Exercise prompt =
A single number is the expected answer: the count of lines in the records below that contain "icon".

[Component data from apps and pages]

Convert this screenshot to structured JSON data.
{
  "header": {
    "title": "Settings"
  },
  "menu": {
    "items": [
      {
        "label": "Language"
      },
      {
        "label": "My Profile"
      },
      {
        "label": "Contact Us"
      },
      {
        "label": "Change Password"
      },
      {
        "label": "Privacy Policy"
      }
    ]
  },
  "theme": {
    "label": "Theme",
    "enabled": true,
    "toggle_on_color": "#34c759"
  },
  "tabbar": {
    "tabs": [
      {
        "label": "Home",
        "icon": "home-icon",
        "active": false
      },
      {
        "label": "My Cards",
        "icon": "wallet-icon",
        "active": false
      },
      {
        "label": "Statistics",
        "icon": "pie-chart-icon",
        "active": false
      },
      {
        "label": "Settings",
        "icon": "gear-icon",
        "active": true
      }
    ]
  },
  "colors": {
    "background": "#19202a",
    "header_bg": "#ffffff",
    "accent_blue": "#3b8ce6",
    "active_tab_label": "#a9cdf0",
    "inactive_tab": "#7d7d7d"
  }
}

Written solution =
4